As I walked somewhat sleepily out of the salon aboard the anchored mothership Odyssey, sipping a cup of steaming coffee, I heard Capt. Damon Olsen say, "Well then, let's see how this one swims."
Olsen had picked up a large Sebile Koolie Minnow, one of hundreds of plugs brought along by lure designer Patrick Sebile. Olsen tied it onto the business end of a Shimano Stella filled with 50-pound braid and tossed the big plug casually off the wide stern of the beamy 80-foot cat.
While chatting with an angler, Olsen began reeling back the minnow in the early morning light. The lure hadn't gone more than a few cranks when, in the blink of any eye, it was suddenly 15 feet above the water - locked in the jaws of a big narrow-barred Spanish mackerel that the boat's crew, between shouts of holy this-and-that, guessed would approach 50 pounds.
What might have been a fair fight from a center-console was, from the back of the anchored boat with fishing boats along each side and skiffs tethered out behind, advantage mackerel all the way. Five chaotic minutes later, it was over.
As Olsen reeled in the mono leader, bitten through by the wahoo-like choppers, he shook his head. "That," he laughed, "was insane."
The northern, outer fringes of the Great Barrier Reef offer a true wonderland for anglers where anything can happen at any given moment. Such day-to-day unpredictability helps someone like Olsen, who spends the better part of his life out here, maintain the sense of wonder he showed that morning.
Insanity All Over Again

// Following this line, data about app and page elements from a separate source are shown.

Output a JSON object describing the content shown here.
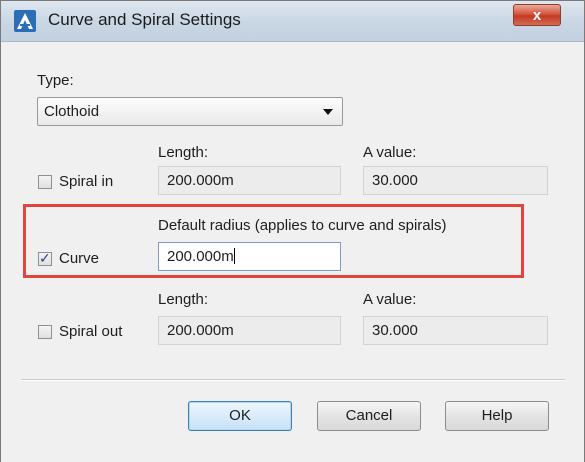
{
  "window": {
    "title": "Curve and Spiral Settings",
    "close_label": "x",
    "icon": "autocad-civil-icon"
  },
  "type": {
    "label": "Type:",
    "selected": "Clothoid"
  },
  "spiral_in": {
    "label": "Spiral in",
    "checked": false,
    "length_label": "Length:",
    "length_value": "200.000m",
    "a_label": "A value:",
    "a_value": "30.000"
  },
  "curve": {
    "label": "Curve",
    "checked": true,
    "radius_label": "Default radius (applies to curve and spirals)",
    "radius_value": "200.000m",
    "check_mark": "✓"
  },
  "spiral_out": {
    "label": "Spiral out",
    "checked": false,
    "length_label": "Length:",
    "length_value": "200.000m",
    "a_label": "A value:",
    "a_value": "30.000"
  },
  "buttons": {
    "ok": "OK",
    "cancel": "Cancel",
    "help": "Help"
  },
  "colors": {
    "highlight": "#e0463d",
    "close_button": "#c43a24"
  }
}
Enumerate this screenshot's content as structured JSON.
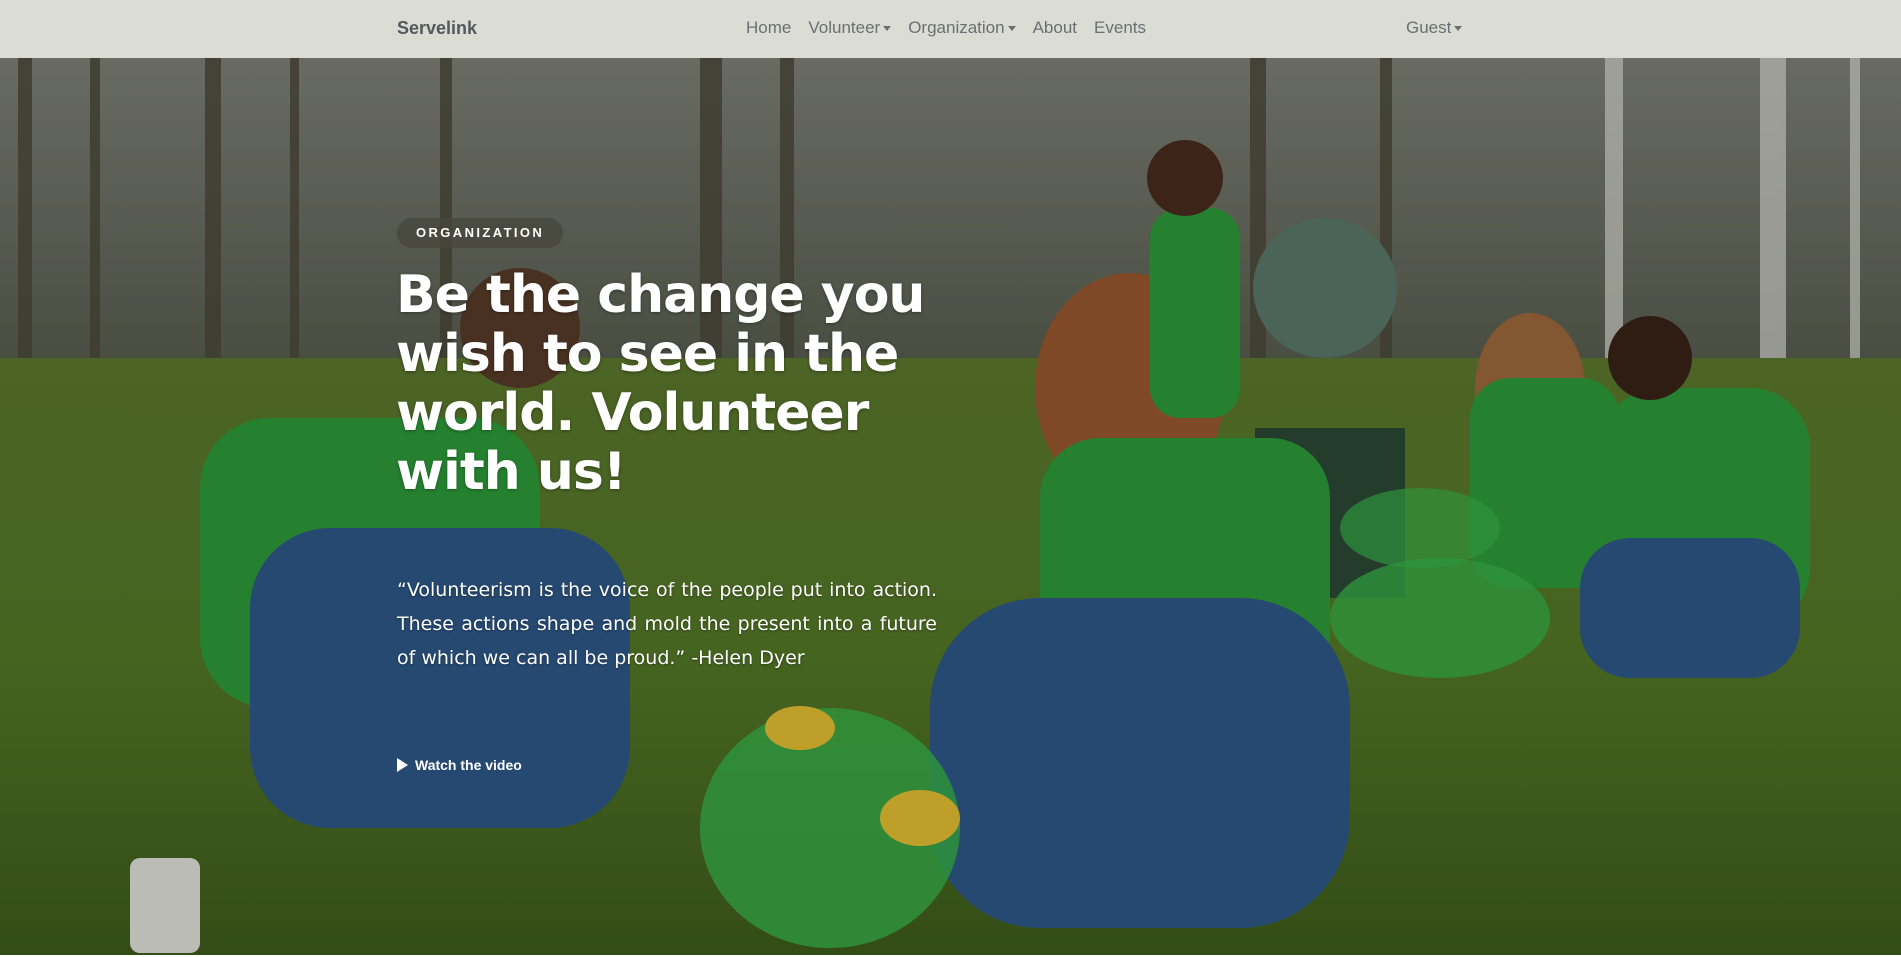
{
  "nav": {
    "brand": "Servelink",
    "links": {
      "home": "Home",
      "volunteer": "Volunteer",
      "organization": "Organization",
      "about": "About",
      "events": "Events"
    },
    "user": "Guest"
  },
  "hero": {
    "badge": "ORGANIZATION",
    "headline": "Be the change you wish to see in the world. Volunteer with us!",
    "quote": "“Volunteerism is the voice of the people put into action. These actions shape and mold the present into a future of which we can all be proud.” -Helen Dyer",
    "watch_label": "Watch the video",
    "image": "volunteers-cleaning-park-photo"
  },
  "colors": {
    "navbar_bg": "#dcdcd6",
    "nav_text": "#6c6f72",
    "shirt_green": "#2e9e3a",
    "grass_green": "#4c6e26"
  }
}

That incident would prove to be the precursor to another equally breathtaking "mackerel moment" later that morning.
It was day three of 6½ scheduled fishing days on the Odyssey. A freshening breeze had come up, and the stiff beam chop made for a wet run from the anchored mothership to Jewell Reef in the 25-foot tinny (aluminum) center-console.

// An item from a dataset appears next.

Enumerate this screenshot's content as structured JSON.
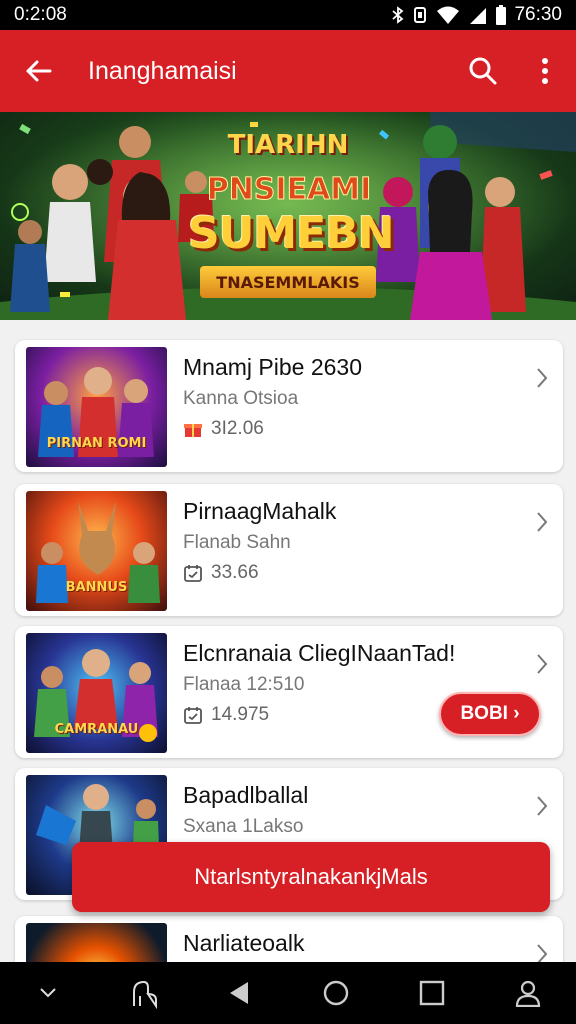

Sebile had brought enough inventory (stock and prototypes) to supply a tackle store, recognizing the Great Barrier Reef as one of the world's ultimate proving grounds for testing lures. He started this day fishing a jointed 734-inch Magic Swimmer with the latest trial arrangement of single hooks (versus two trebles). I tied on a 6¼-inch blue-and-chrome sinking Stick Shadd as our skipper, Glanville Heydenrych, positioned us upwind of one of countless bommies, the big clusters of coral heads that rise close to the surface from the impossibly blue, clear waters behind (within) the massive outer reef.
The action began straightaway, with cast after cast bringing followers, missed strikes or hookups from red bass (an abundant and aggressive Indo-Pacific reef snapper), coral trout (elongate, colorful grouper), giant trevally, bluefin trevally, Maori wrasse, jobfish (another member of the snapper family), narrow-barred Spanish mackerel and many more species.
The Stick Shadd proved to be ideal for my preferred style of fishing - retrieves with pauses and jerks hard enough to reveal the flash of the subsurface lure's sides 150 feet away - and allow me to see every hit and miss from various coral-prowling predators.
About midmorning, Sebile had switched to a large Sebile Splasher - a popper that kicks up plenty of fuss. And any sort of surface fuss in this country doesn't go unnoticed for long. A narrow-barred Spanish mackerel put on the afterburners and smashed the lure, putting Sebile's grip on the rod to the test.
Like all their relatives, these long, sleek mackerel are fast. But suddenly, mid-run, this one seemed to find the strength of three fish and took off like no tomorrow. It came out of the water - or more accurately, the front half did, thrown completely clear. The body ended around the dorsal fin where it had been severed. Around it, in a huge shower of red spray, the water erupted and that half disappeared also, leaving three slack-jawed gapers in the boat too stunned to speak. I broke the momentary silence, echoing Olsen a few hours earlier as I yelled, "That was insane!"